### PROBLEM STATEMENT
Copy each line below in which the word "Height" occurs.
------ DATASET EXCERPTS ------
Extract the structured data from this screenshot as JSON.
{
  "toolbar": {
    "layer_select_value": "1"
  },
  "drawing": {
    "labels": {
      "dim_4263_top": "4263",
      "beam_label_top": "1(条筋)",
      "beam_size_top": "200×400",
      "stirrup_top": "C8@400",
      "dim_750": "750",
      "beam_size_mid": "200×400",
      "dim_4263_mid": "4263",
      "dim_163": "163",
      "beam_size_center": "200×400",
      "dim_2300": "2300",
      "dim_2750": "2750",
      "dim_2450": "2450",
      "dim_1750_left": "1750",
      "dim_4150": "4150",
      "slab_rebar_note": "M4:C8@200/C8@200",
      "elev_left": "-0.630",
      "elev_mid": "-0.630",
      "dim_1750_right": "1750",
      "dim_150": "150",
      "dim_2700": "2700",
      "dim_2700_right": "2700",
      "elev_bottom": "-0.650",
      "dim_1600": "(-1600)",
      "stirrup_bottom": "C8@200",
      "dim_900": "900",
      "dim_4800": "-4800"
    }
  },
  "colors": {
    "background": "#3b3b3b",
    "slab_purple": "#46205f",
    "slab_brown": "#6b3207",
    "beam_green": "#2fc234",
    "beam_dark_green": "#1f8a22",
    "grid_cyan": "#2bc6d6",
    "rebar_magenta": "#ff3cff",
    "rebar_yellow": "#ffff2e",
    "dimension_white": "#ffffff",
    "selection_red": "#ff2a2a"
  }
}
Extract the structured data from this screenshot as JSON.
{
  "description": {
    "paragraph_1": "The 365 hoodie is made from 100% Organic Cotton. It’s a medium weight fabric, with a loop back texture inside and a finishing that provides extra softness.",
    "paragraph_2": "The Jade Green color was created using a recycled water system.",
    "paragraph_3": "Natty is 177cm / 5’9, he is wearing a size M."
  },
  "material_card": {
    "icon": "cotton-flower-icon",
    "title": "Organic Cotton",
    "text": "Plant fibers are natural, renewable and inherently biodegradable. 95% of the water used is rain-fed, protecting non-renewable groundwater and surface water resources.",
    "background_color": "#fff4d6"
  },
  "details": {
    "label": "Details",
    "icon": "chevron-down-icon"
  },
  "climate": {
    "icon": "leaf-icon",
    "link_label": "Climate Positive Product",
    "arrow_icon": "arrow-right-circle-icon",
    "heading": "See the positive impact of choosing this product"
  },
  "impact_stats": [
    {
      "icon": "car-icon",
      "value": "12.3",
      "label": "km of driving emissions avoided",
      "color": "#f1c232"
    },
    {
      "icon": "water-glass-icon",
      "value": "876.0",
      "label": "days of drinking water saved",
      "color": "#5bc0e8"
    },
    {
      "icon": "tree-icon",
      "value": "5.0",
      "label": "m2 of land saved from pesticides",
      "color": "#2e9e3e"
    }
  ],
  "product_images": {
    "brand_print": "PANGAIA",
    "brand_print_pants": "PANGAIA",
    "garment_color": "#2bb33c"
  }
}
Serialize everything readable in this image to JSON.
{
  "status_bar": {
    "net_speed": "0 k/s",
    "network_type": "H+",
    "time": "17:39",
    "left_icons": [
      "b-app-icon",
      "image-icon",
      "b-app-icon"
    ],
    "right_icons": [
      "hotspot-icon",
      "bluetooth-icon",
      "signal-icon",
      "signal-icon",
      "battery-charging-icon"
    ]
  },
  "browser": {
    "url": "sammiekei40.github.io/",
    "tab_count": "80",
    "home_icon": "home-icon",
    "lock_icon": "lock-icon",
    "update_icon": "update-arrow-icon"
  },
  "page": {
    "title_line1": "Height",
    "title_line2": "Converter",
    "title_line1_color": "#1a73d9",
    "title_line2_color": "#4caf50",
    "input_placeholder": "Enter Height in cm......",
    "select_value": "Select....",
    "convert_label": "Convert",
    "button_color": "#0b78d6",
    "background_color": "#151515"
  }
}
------
### REPLY TO THE EXERCISE
    "title_line1": "Height",
    "input_placeholder": "Enter Height in cm......",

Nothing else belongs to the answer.